A Canal Ran Through It
There was little on the surface of this low spur of land overlooking the Basento valley and the coastal plain to indicate the extensive multiphase site that lay below. A few fragments of roof tile and pottery had been exposed by the plow and by a trial trench of the Soprintendenza made in the fall of 1973.
The site known as Pantanello (“little swamp”) gave up its secrets slowly, and in the case of both the Upper and the Lower Sanctuary, grudgingly. This first excavation campaign by the Institute of Classical Archaeology concentrated on the Tile Factory. By the middle of July, its east-west extent had been determined, but the discovery of the kilns was yet to come (see the 1975 campaign).

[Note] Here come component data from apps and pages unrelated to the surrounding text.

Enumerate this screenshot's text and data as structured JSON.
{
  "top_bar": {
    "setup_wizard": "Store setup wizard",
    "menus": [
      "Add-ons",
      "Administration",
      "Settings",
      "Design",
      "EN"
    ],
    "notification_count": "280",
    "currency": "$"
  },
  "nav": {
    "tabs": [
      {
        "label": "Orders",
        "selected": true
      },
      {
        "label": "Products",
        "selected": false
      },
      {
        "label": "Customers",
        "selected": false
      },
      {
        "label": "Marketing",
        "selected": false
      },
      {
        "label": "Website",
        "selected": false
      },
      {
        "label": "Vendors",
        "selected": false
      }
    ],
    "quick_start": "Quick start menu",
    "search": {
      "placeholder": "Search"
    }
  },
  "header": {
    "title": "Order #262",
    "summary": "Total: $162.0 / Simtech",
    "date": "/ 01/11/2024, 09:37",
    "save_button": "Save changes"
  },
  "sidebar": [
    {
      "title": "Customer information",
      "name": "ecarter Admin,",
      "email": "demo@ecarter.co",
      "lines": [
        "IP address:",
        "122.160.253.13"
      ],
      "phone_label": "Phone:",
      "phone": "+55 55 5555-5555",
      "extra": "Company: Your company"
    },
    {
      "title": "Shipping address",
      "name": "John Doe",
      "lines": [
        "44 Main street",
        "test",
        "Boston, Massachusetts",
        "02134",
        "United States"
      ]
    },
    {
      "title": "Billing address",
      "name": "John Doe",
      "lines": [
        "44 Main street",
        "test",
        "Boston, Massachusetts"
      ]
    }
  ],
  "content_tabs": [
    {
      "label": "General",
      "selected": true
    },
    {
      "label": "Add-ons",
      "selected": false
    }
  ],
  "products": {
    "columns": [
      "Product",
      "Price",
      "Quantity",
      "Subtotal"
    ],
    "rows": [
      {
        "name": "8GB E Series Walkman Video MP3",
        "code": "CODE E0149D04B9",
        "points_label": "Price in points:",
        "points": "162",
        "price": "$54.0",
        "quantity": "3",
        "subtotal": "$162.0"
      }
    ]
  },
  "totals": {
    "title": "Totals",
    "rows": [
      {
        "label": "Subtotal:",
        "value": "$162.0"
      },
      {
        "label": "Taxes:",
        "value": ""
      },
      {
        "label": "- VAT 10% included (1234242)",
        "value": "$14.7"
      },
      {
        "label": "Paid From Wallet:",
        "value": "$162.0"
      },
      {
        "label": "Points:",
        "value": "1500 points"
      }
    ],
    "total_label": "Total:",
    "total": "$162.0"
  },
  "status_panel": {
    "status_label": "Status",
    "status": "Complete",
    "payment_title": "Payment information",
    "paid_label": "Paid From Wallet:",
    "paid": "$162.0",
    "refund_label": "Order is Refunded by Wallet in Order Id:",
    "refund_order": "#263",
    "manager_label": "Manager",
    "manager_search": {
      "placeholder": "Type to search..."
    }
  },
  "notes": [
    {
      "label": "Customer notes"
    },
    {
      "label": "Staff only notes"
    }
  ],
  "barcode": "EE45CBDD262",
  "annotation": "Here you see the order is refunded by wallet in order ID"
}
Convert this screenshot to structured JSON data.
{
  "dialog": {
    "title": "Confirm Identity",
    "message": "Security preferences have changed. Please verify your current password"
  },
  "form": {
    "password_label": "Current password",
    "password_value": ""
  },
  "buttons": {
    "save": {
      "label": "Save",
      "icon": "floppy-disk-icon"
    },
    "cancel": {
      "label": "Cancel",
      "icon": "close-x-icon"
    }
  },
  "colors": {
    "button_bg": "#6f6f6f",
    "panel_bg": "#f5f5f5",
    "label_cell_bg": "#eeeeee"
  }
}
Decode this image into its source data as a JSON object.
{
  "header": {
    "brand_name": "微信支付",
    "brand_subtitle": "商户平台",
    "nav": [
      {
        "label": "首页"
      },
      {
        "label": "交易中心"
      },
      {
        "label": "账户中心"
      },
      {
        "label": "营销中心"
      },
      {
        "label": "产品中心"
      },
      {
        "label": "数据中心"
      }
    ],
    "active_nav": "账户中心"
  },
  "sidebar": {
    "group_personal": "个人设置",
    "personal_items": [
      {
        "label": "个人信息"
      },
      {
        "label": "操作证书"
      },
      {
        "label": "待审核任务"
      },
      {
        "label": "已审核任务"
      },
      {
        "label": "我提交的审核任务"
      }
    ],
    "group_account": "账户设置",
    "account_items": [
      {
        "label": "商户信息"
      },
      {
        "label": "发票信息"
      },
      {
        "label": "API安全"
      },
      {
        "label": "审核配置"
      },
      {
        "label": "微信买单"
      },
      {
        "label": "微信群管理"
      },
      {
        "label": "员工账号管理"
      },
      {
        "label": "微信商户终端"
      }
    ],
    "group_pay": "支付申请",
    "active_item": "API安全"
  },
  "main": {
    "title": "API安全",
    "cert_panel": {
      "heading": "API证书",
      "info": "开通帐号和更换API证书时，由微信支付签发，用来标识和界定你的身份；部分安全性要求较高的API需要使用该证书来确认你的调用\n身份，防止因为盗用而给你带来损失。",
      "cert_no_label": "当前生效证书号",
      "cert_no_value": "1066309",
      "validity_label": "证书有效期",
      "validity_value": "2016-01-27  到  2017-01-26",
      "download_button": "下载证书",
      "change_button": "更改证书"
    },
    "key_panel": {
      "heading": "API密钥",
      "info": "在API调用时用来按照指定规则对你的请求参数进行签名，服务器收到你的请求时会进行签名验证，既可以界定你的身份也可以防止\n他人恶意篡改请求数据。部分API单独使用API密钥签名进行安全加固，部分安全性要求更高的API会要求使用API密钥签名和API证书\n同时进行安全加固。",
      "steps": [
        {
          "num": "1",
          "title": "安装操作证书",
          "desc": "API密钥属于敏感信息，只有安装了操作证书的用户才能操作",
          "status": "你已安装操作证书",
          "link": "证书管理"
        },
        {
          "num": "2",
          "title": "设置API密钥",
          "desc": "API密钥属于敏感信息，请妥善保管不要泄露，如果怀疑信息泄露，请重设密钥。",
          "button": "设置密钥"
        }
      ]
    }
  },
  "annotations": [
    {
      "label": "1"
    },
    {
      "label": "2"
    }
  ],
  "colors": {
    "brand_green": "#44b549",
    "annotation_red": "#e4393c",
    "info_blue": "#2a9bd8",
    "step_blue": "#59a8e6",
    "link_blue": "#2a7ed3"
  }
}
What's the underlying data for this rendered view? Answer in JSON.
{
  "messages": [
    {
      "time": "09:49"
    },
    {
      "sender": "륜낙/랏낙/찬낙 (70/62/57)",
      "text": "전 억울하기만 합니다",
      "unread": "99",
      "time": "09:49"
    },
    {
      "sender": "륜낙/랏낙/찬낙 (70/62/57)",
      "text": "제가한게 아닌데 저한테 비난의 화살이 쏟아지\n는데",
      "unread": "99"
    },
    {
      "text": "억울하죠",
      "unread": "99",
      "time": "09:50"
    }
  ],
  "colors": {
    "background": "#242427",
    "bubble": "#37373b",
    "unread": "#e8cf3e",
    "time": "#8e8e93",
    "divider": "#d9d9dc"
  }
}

The Sanctuary site beside the modern canal was first identified as such in the course of the 1974 campaign. The concrete lining of an earlier era had been removed from the canal—which had been cleaned and widened—along with some eucalyptus trees, exposing a fresh face of bare earth on either side of the canal. The fresh cut had widened the canal and created a bank that was more than a meter high. Below the rich black soil of the overburden, at a depth of 60 cm beneath the canal’s upper edge, our cleaning revealed a continuous layer of roof tiles embedded in the banks on both sides, for a considerable distance. On the south bank, fragments of coarse pottery—including distinctive carinated lekane rims—were protruding. Further along the bank to the east, at the point where the Spring joined the canal, the pottery and roof tiles diminished. The archaeological level was more or less continuous, and visible for approximately 35 m. It extended from below the westernmost extent of the large structure on the hill, the “tile factory,” eastward to a point corresponding to the eastern edge, as it turned out, of the Sanctuary.